Oracle's Java-Based ADF Goes Mobile for iOS, Android
Oracle today (Oct 22.) released a mobile extension of its Application Development Framework (ADF). The new ADF Mobile is HTML5- and Java-based, and aimed at developers looking to build and deploy enterprise apps to mobile environments from a single code base. ADF Mobile currently supports deployment to iOS and Android.
Oracle's ADF is a Java Enterprise Edition (Java EE) framework created to simplify enterprise app development, and to attract developers to Oracle's Fusion Middleware ecosystem. Originally billed as a productivity framework, it provides coders possessing less than an expert's command of Java EE with visual, declarative, and guided-coding features. Both the original ADF and ADF Mobile rely on a declarative programming model, which will be familiar territory to Oracle developers.
"This is something we developed for ourselves, just like we did ADF itself, so that we could build our applications out on mobile devices, and do it in a smart way," Pataky told ADTmag. "Oracle's got one of the biggest portfolios of apps out there, and when you consider what it's like to move all of them to multiple mobile devices and keep up with multiple releases of multiple devices… well… Things get absolutely insane."
To simplify that crazy process, Pataky said, Oracle built an ADF extension that would allow them to build an app once and deploy it to multiple mobile platforms. Now that the framework has proved itself internally, the company is offering it to its customers. And we should expect to see ADF Mobile apps coming out of Oracle "very shortly," Pataky said.
Oracle has been working with a number of partners globally on this release, including: Avanttic (Spain), AMIS (Netherlands), Innowave (U.S.), Opitz (Germany), Innovation Process Technology (Switzerland),
The Future Group (Netherlands).
Initially, ADF Mobile is supporting only iOS and Android, but Pataky said his company will consider supporting other mobile operating systems in the future if there's demand for that support in its customer base. "We're completely customer-driven on this," he insisted. "If our customers want it, we'll support it."
"And let's face it," he added, "the idea of being able to run Java code on an iOS and still comply with Apple's licenses is going to be very compelling."
More information about Oracle's ADF Mobile is available here.
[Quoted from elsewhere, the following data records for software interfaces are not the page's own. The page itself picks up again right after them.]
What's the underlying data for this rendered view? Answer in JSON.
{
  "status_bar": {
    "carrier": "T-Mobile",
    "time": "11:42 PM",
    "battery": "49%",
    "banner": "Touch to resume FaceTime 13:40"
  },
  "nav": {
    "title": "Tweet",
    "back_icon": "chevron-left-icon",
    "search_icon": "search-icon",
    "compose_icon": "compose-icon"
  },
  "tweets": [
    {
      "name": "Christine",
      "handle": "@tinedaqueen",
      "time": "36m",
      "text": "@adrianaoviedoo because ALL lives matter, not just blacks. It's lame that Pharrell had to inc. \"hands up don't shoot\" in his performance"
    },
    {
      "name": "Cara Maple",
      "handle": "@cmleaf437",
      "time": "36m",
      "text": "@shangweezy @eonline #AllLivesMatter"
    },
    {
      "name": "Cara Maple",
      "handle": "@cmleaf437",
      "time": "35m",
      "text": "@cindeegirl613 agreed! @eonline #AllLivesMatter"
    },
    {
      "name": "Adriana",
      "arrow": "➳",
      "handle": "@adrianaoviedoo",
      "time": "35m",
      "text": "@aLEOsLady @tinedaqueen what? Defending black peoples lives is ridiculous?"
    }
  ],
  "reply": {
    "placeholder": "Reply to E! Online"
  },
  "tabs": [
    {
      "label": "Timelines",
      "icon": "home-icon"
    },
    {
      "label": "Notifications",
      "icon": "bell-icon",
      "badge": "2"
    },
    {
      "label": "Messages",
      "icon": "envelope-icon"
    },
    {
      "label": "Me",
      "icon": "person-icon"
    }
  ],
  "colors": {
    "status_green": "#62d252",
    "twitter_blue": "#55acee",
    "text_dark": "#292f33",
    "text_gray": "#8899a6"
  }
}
John K. Waters is the editor in chief of a number of Converge360.com sites, with a focus on high-end development, AI and future tech. He's been writing about cutting-edge technologies and culture of Silicon Valley for more than two decades, and he's written more than a dozen books. He also co-scripted the documentary film Silicon Valley: A 100 Year Renaissance, which aired on PBS. He can be reached at firstname.lastname@example.org.